◆ EXERCISE DIRECTIONS ◆
From the records below, copy the lines that include "true".

[DATA RECORDS — start]

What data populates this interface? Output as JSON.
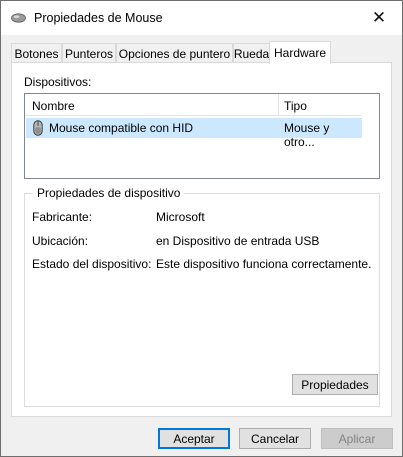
{
  "window": {
    "title": "Propiedades de Mouse",
    "close_glyph": "✕"
  },
  "tabs": [
    {
      "label": "Botones"
    },
    {
      "label": "Punteros"
    },
    {
      "label": "Opciones de puntero"
    },
    {
      "label": "Rueda"
    },
    {
      "label": "Hardware",
      "active": true
    }
  ],
  "devices": {
    "label": "Dispositivos:",
    "columns": {
      "name": "Nombre",
      "type": "Tipo"
    },
    "rows": [
      {
        "name": "Mouse compatible con HID",
        "type": "Mouse y otro...",
        "icon": "mouse-icon",
        "selected": true
      }
    ]
  },
  "device_properties": {
    "title": "Propiedades de dispositivo",
    "rows": [
      {
        "label": "Fabricante:",
        "value": "Microsoft"
      },
      {
        "label": "Ubicación:",
        "value": "en Dispositivo de entrada USB"
      },
      {
        "label": "Estado del dispositivo:",
        "value": "Este dispositivo funciona correctamente."
      }
    ],
    "button": "Propiedades"
  },
  "footer": {
    "accept": "Aceptar",
    "cancel": "Cancelar",
    "apply": "Aplicar"
  },
  "colors": {
    "selection": "#cce8ff",
    "focus_border": "#0078d7"
  }
}
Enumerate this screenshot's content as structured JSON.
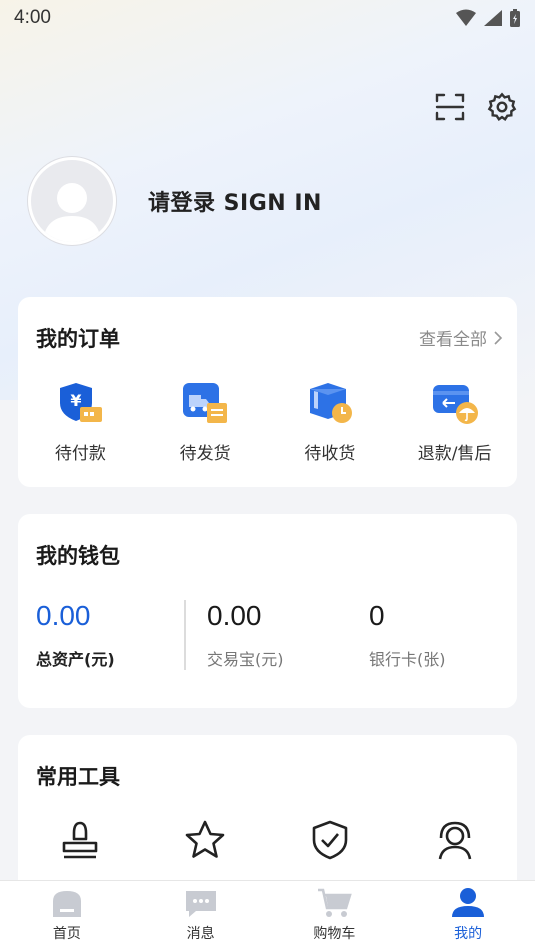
{
  "status_bar": {
    "time": "4:00"
  },
  "profile": {
    "login_text": "请登录 SIGN IN"
  },
  "orders": {
    "title": "我的订单",
    "view_all": "查看全部",
    "items": [
      {
        "label": "待付款",
        "icon": "payment-shield-icon"
      },
      {
        "label": "待发货",
        "icon": "shipping-truck-icon"
      },
      {
        "label": "待收货",
        "icon": "receive-box-clock-icon"
      },
      {
        "label": "退款/售后",
        "icon": "refund-umbrella-icon"
      }
    ]
  },
  "wallet": {
    "title": "我的钱包",
    "columns": [
      {
        "value": "0.00",
        "label": "总资产(元)"
      },
      {
        "value": "0.00",
        "label": "交易宝(元)"
      },
      {
        "value": "0",
        "label": "银行卡(张)"
      }
    ]
  },
  "tools": {
    "title": "常用工具",
    "items": [
      {
        "icon": "stamp-icon"
      },
      {
        "icon": "star-icon"
      },
      {
        "icon": "shield-check-icon"
      },
      {
        "icon": "headset-user-icon"
      }
    ]
  },
  "tabbar": {
    "items": [
      {
        "label": "首页",
        "icon": "home-icon"
      },
      {
        "label": "消息",
        "icon": "message-icon"
      },
      {
        "label": "购物车",
        "icon": "cart-icon"
      },
      {
        "label": "我的",
        "icon": "user-icon",
        "active": true
      }
    ]
  },
  "colors": {
    "accent": "#1a5fd8",
    "inactive_icon": "#c8cbd2"
  }
}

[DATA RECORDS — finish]

◆ TASK SOLUTION ◆
      "active": true
        "selected": true
        "active": true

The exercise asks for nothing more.